Interpretive Summary: Commercial agriculture continues to rely heavily on chemical pesticides for insect pest control, despite problems with environmental contamination, worker exposure, and residues in agricultural products. Nuclear polyhedrosis viruses (NPVs) are naturally occurring viruses that infect only insects and some other arthropods. They are promising alternatives to pesticides for many important pests, especially caterpillars. Several NPVs are under commercial development, or are candidates for commercial development, as biological pesticides. These include the NPVs of the celery looper (AfMNPV), the alfalfa looper (AcMNPV), the corn earworm (HzSNPV), and beet armyworm (SeMNPV). However, in order for growers to select the most efficacious viruses for use on their crops, data comparing these viruses in side-by-side tests are needed. Toward this end, we compared different viruses against five important pest caterpillars: the corn earworm, tobacco budworm, fall armyworm, beet armyworm, and diamondback moth. Distinct differences among viruses were found. These results will aid in the development of effective and economical use patterns for NPVs in practical insect pest management programs. This will, in turn, reduce the use of chemical pesticides and problems of contamination, worker exposure, and residues.

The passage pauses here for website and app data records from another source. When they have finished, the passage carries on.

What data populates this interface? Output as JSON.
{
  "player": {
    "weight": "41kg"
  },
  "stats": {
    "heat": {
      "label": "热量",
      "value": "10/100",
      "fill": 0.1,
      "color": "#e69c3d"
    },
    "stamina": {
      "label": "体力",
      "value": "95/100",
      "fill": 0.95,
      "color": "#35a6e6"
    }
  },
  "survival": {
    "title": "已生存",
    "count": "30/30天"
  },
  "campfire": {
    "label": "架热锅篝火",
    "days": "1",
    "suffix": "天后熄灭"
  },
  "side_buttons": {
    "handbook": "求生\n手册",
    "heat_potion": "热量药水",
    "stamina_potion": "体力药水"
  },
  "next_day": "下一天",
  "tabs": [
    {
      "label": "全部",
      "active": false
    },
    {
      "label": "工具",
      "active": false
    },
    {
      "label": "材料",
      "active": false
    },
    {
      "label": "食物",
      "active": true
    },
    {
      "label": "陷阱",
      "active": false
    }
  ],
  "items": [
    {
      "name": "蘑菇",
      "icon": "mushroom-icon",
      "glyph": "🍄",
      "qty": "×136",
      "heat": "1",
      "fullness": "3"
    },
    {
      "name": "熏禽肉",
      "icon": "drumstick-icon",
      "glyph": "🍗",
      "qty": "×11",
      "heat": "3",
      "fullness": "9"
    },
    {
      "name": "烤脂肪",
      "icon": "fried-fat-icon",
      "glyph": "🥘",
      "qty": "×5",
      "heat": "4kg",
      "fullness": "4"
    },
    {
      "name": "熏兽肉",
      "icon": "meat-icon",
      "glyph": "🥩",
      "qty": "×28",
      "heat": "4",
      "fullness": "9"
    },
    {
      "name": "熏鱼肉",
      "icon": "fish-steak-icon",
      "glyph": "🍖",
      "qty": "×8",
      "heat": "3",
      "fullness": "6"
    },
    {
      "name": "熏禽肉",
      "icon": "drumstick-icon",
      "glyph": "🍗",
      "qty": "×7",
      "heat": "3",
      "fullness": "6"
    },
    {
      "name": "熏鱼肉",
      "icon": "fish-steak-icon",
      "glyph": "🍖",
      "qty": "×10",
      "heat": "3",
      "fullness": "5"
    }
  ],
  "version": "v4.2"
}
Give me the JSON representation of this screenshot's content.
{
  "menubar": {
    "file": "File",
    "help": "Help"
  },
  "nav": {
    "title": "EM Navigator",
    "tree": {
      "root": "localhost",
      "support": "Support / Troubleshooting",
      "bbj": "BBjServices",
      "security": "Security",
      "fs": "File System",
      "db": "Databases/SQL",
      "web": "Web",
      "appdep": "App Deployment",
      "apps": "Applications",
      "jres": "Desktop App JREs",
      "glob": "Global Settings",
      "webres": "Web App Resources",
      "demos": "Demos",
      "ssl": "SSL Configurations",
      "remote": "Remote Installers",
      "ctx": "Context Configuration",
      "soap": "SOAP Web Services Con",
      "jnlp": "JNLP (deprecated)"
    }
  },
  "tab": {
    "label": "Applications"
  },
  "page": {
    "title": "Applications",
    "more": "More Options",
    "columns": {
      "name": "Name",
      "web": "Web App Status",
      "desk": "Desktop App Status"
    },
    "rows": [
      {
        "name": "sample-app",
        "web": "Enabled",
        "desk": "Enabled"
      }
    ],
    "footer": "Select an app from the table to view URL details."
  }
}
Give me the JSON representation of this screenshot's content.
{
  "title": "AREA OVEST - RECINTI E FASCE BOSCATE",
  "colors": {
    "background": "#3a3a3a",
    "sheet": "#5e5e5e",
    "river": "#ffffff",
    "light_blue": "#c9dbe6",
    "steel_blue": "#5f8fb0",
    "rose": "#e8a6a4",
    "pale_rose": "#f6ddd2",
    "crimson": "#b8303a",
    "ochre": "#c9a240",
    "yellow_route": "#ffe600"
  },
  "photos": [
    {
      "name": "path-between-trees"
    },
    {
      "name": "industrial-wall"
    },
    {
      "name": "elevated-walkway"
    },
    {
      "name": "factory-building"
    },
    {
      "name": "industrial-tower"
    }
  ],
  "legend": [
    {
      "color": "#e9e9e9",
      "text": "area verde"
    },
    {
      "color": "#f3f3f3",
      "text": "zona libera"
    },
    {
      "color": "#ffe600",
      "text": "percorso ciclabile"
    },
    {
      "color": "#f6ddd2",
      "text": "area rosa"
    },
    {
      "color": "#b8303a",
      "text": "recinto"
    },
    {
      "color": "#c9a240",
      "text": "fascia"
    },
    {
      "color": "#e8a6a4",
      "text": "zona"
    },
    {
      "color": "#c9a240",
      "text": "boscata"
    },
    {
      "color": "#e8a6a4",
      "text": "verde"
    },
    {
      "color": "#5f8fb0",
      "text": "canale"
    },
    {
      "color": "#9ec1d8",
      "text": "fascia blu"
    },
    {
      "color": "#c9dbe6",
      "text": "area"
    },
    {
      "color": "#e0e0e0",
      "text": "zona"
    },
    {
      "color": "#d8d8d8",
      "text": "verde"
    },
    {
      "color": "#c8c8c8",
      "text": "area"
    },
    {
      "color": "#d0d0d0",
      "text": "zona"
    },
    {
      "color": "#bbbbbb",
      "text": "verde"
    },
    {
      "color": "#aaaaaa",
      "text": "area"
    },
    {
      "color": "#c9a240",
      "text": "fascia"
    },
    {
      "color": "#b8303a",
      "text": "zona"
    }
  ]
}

Technical Abstract: The potencies of two or three nuclear polyhedrosis viruses (NPVs), selected from among those of the alfalfa looper, Anagrapha falcifera (Kirby), (AfMNPV), the celery looper, Autographa californica (Speyer), (AcMNPV), the corn earworm, Helicoverpa zea (Boddie), (HzSNPV), and the beet armyworm, Spodoptera exigua (H¿bner), (SeMNPV), were compared in side-by-side bioassays against five insect species. Each insect species was tested at a different time, but, for each species, all viruses were tested at the same time. Against the corn earworm, HzSNPV was the most potent; AcMNPV, the least potent; and AfMNPV, intermediate. AcMNPV, AfMNPV, and HzSNPV were of similar and high potency against the tobacco budworm, Heliothis virescens (F.). SeMNPV was more potent than either AcMNPV or AfMNPV against the beet armyworm. AcMNPV and AfMNPV were of similar but low potency against the fall armyworm, Spodoptera frugiperda (J. E. Smith). AcMNPV was more potent than AfMNPV against the diamondback moth, Plutella xylostella (L.). Those viruses that were the most potent generally also killed their hosts faster than did the other viruses. In most cases, increasing dosage also resulted in faster kill. However, differences in speed of kill were usually small (less than 1 d) and thus may not be of practical importance in pest management programs. These results should be useful both in the selection of natural virus strains for use against particular pests and in the selection of viruses as candidates for genetic engineering to improve their speed of action.